_RECORDS FOR THE TASK:_

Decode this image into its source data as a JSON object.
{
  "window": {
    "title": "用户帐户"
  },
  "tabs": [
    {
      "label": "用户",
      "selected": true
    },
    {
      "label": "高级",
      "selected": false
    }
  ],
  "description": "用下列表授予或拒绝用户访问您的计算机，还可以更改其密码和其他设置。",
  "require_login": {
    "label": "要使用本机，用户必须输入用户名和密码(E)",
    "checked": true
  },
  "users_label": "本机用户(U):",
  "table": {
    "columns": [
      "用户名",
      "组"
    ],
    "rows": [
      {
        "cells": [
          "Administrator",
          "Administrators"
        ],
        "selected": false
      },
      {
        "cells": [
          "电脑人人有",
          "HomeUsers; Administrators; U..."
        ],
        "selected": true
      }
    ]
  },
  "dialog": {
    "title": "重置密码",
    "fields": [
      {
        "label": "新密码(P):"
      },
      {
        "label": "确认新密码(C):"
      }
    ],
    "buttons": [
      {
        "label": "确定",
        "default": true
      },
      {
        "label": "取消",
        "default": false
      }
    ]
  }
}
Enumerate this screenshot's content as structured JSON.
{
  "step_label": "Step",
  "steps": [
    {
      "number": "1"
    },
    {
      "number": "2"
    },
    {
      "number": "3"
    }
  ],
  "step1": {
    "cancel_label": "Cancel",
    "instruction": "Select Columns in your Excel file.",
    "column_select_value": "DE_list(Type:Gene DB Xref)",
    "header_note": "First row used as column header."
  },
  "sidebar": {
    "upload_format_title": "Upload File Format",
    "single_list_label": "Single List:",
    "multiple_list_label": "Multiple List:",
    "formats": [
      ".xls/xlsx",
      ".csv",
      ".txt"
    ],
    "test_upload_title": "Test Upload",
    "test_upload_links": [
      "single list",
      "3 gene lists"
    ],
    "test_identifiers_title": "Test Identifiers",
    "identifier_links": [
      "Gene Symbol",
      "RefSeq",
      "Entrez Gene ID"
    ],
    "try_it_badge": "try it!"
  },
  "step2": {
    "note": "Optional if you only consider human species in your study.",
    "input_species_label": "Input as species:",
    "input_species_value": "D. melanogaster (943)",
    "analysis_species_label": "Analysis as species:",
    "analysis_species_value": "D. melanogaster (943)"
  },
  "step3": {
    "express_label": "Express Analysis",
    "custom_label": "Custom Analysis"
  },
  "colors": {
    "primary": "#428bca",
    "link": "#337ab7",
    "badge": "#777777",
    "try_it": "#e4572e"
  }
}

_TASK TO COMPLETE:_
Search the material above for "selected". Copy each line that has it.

_OUTPUT BELOW:_
      "selected": true
      "selected": false
        "selected": false
        "selected": true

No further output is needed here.